### Task description
Please reproduce all the records exactly while leaving out their pictures.

### Records to process
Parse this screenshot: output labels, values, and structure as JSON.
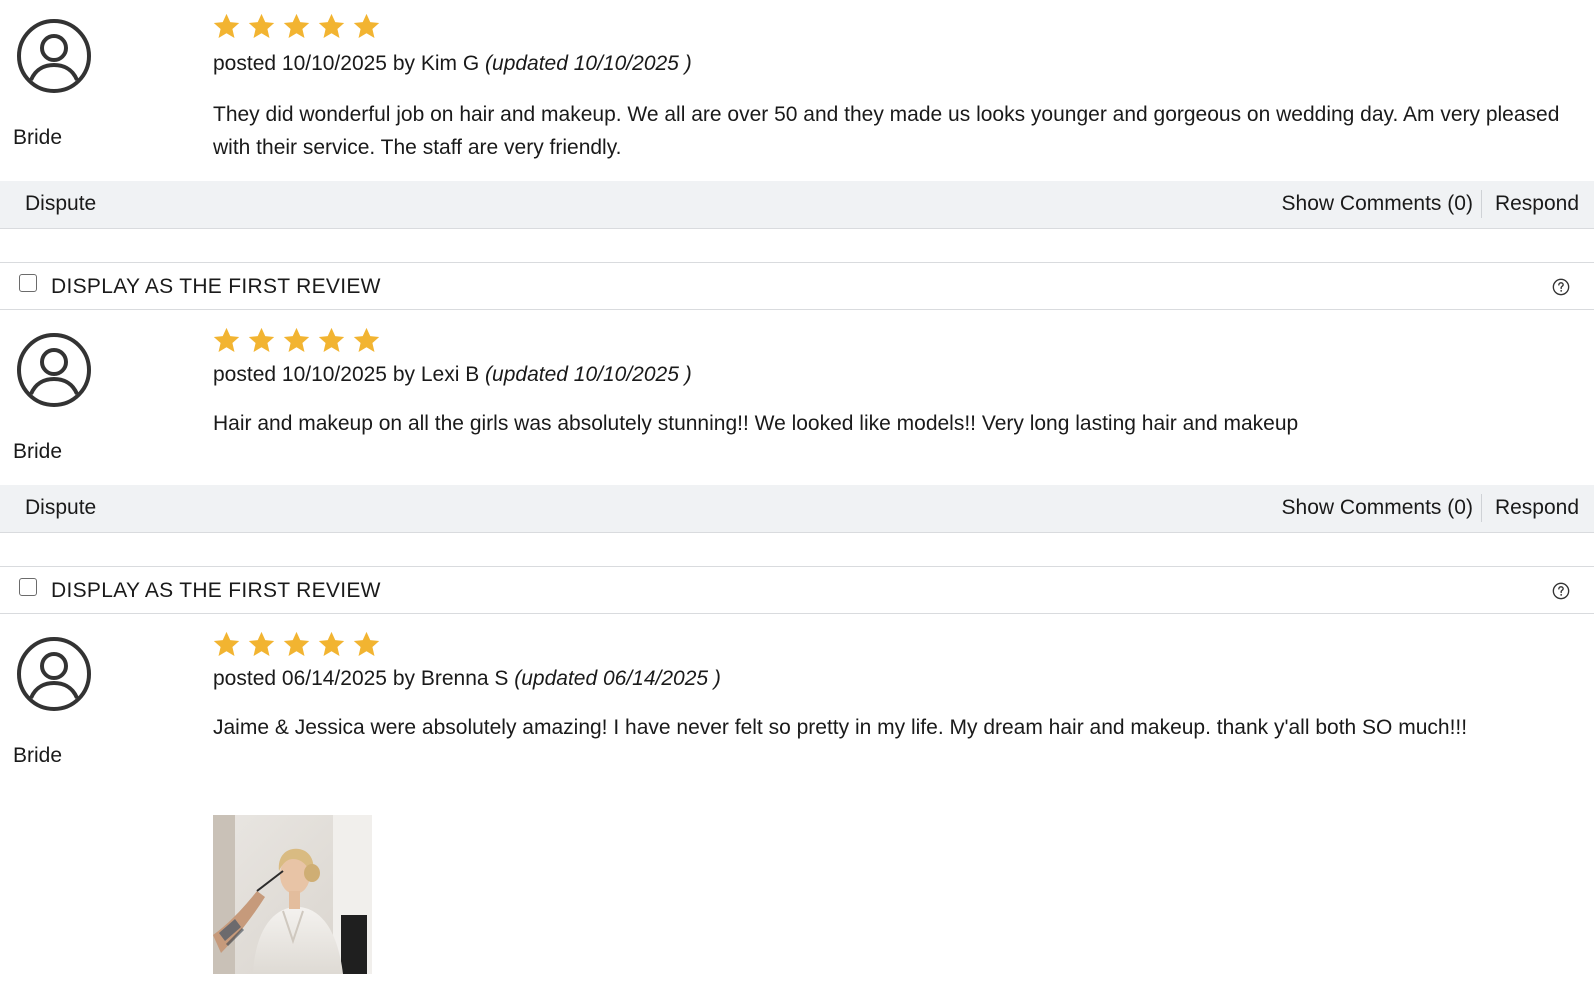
{
  "colors": {
    "star": "#f2b431",
    "action_bar_bg": "#f0f2f4",
    "divider": "#d9dbde",
    "text": "#1a1a1a"
  },
  "first_review_label": "DISPLAY AS THE FIRST REVIEW",
  "reviews": [
    {
      "rating": 5,
      "posted_prefix": "posted 10/10/2025 by Kim G",
      "updated_text": "(updated 10/10/2025 )",
      "role": "Bride",
      "body": "They did wonderful job on hair and makeup. We all are over 50 and they made us looks younger and gorgeous on wedding day.  Am very pleased with their service. The staff are very friendly.",
      "dispute_label": "Dispute",
      "show_comments_label": "Show Comments (0)",
      "respond_label": "Respond"
    },
    {
      "rating": 5,
      "posted_prefix": "posted 10/10/2025 by Lexi B",
      "updated_text": "(updated 10/10/2025 )",
      "role": "Bride",
      "body": "Hair and makeup on all the girls was absolutely stunning!! We looked like models!! Very long lasting hair and makeup",
      "dispute_label": "Dispute",
      "show_comments_label": "Show Comments (0)",
      "respond_label": "Respond"
    },
    {
      "rating": 5,
      "posted_prefix": "posted 06/14/2025 by Brenna S",
      "updated_text": "(updated 06/14/2025 )",
      "role": "Bride",
      "body": "Jaime & Jessica were absolutely amazing! I have never felt so pretty in my life. My dream hair and makeup. thank y'all both SO much!!!"
    }
  ]
}
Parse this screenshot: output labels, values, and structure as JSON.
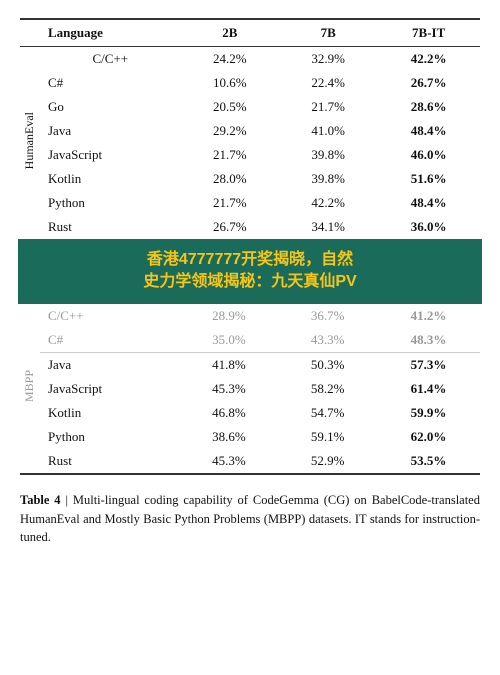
{
  "table": {
    "columns": [
      "Language",
      "2B",
      "7B",
      "7B-IT"
    ],
    "humaneval_label": "HumanEval",
    "mbpp_label": "MBPP",
    "humaneval_rows": [
      {
        "language": "C/C++",
        "b2": "24.2%",
        "b7": "32.9%",
        "b7it": "42.2%",
        "bold": true
      },
      {
        "language": "C#",
        "b2": "10.6%",
        "b7": "22.4%",
        "b7it": "26.7%",
        "bold": true
      },
      {
        "language": "Go",
        "b2": "20.5%",
        "b7": "21.7%",
        "b7it": "28.6%",
        "bold": true
      },
      {
        "language": "Java",
        "b2": "29.2%",
        "b7": "41.0%",
        "b7it": "48.4%",
        "bold": true
      },
      {
        "language": "JavaScript",
        "b2": "21.7%",
        "b7": "39.8%",
        "b7it": "46.0%",
        "bold": true
      },
      {
        "language": "Kotlin",
        "b2": "28.0%",
        "b7": "39.8%",
        "b7it": "51.6%",
        "bold": true
      },
      {
        "language": "Python",
        "b2": "21.7%",
        "b7": "42.2%",
        "b7it": "48.4%",
        "bold": true
      },
      {
        "language": "Rust",
        "b2": "26.7%",
        "b7": "34.1%",
        "b7it": "36.0%",
        "bold": true
      }
    ],
    "overlay_rows": [
      {
        "language": "C/C++",
        "b2": "28.9%",
        "b7": "36.7%",
        "b7it": "41.2%"
      },
      {
        "language": "C#",
        "b2": "35.0%",
        "b7": "43.3%",
        "b7it": "48.3%"
      }
    ],
    "mbpp_rows": [
      {
        "language": "Java",
        "b2": "41.8%",
        "b7": "50.3%",
        "b7it": "57.3%",
        "bold": true
      },
      {
        "language": "JavaScript",
        "b2": "45.3%",
        "b7": "58.2%",
        "b7it": "61.4%",
        "bold": true
      },
      {
        "language": "Kotlin",
        "b2": "46.8%",
        "b7": "54.7%",
        "b7it": "59.9%",
        "bold": true
      },
      {
        "language": "Python",
        "b2": "38.6%",
        "b7": "59.1%",
        "b7it": "62.0%",
        "bold": true
      },
      {
        "language": "Rust",
        "b2": "45.3%",
        "b7": "52.9%",
        "b7it": "53.5%",
        "bold": true
      }
    ]
  },
  "overlay": {
    "text_line1": "香港4777777开奖揭晓，自然",
    "text_line2": "史力学领域揭秘：九天真仙PV"
  },
  "caption": {
    "label": "Table 4",
    "separator": " | ",
    "text": "Multi-lingual coding capability of CodeGemma (CG) on BabelCode-translated HumanEval and Mostly Basic Python Problems (MBPP) datasets. IT stands for instruction-tuned."
  }
}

### Expected output
Parse this screenshot: output labels, values, and structure as JSON.
{
  "colors": {
    "star": "#f2b431",
    "action_bar_bg": "#f0f2f4",
    "divider": "#d9dbde",
    "text": "#1a1a1a"
  },
  "first_review_label": "DISPLAY AS THE FIRST REVIEW",
  "reviews": [
    {
      "rating": 5,
      "posted_prefix": "posted 10/10/2025 by Kim G",
      "updated_text": "(updated 10/10/2025 )",
      "role": "Bride",
      "body": "They did wonderful job on hair and makeup. We all are over 50 and they made us looks younger and gorgeous on wedding day.  Am very pleased with their service. The staff are very friendly.",
      "dispute_label": "Dispute",
      "show_comments_label": "Show Comments (0)",
      "respond_label": "Respond"
    },
    {
      "rating": 5,
      "posted_prefix": "posted 10/10/2025 by Lexi B",
      "updated_text": "(updated 10/10/2025 )",
      "role": "Bride",
      "body": "Hair and makeup on all the girls was absolutely stunning!! We looked like models!! Very long lasting hair and makeup",
      "dispute_label": "Dispute",
      "show_comments_label": "Show Comments (0)",
      "respond_label": "Respond"
    },
    {
      "rating": 5,
      "posted_prefix": "posted 06/14/2025 by Brenna S",
      "updated_text": "(updated 06/14/2025 )",
      "role": "Bride",
      "body": "Jaime & Jessica were absolutely amazing! I have never felt so pretty in my life. My dream hair and makeup. thank y'all both SO much!!!"
    }
  ]
}
Parse this screenshot: output labels, values, and structure as JSON.
{
  "table": {
    "columns": [
      "Language",
      "2B",
      "7B",
      "7B-IT"
    ],
    "humaneval_label": "HumanEval",
    "mbpp_label": "MBPP",
    "humaneval_rows": [
      {
        "language": "C/C++",
        "b2": "24.2%",
        "b7": "32.9%",
        "b7it": "42.2%",
        "bold": true
      },
      {
        "language": "C#",
        "b2": "10.6%",
        "b7": "22.4%",
        "b7it": "26.7%",
        "bold": true
      },
      {
        "language": "Go",
        "b2": "20.5%",
        "b7": "21.7%",
        "b7it": "28.6%",
        "bold": true
      },
      {
        "language": "Java",
        "b2": "29.2%",
        "b7": "41.0%",
        "b7it": "48.4%",
        "bold": true
      },
      {
        "language": "JavaScript",
        "b2": "21.7%",
        "b7": "39.8%",
        "b7it": "46.0%",
        "bold": true
      },
      {
        "language": "Kotlin",
        "b2": "28.0%",
        "b7": "39.8%",
        "b7it": "51.6%",
        "bold": true
      },
      {
        "language": "Python",
        "b2": "21.7%",
        "b7": "42.2%",
        "b7it": "48.4%",
        "bold": true
      },
      {
        "language": "Rust",
        "b2": "26.7%",
        "b7": "34.1%",
        "b7it": "36.0%",
        "bold": true
      }
    ],
    "overlay_rows": [
      {
        "language": "C/C++",
        "b2": "28.9%",
        "b7": "36.7%",
        "b7it": "41.2%"
      },
      {
        "language": "C#",
        "b2": "35.0%",
        "b7": "43.3%",
        "b7it": "48.3%"
      }
    ],
    "mbpp_rows": [
      {
        "language": "Java",
        "b2": "41.8%",
        "b7": "50.3%",
        "b7it": "57.3%",
        "bold": true
      },
      {
        "language": "JavaScript",
        "b2": "45.3%",
        "b7": "58.2%",
        "b7it": "61.4%",
        "bold": true
      },
      {
        "language": "Kotlin",
        "b2": "46.8%",
        "b7": "54.7%",
        "b7it": "59.9%",
        "bold": true
      },
      {
        "language": "Python",
        "b2": "38.6%",
        "b7": "59.1%",
        "b7it": "62.0%",
        "bold": true
      },
      {
        "language": "Rust",
        "b2": "45.3%",
        "b7": "52.9%",
        "b7it": "53.5%",
        "bold": true
      }
    ]
  },
  "overlay": {
    "text_line1": "香港4777777开奖揭晓，自然",
    "text_line2": "史力学领域揭秘：九天真仙PV"
  },
  "caption": {
    "label": "Table 4",
    "separator": " | ",
    "text": "Multi-lingual coding capability of CodeGemma (CG) on BabelCode-translated HumanEval and Mostly Basic Python Problems (MBPP) datasets. IT stands for instruction-tuned."
  }
}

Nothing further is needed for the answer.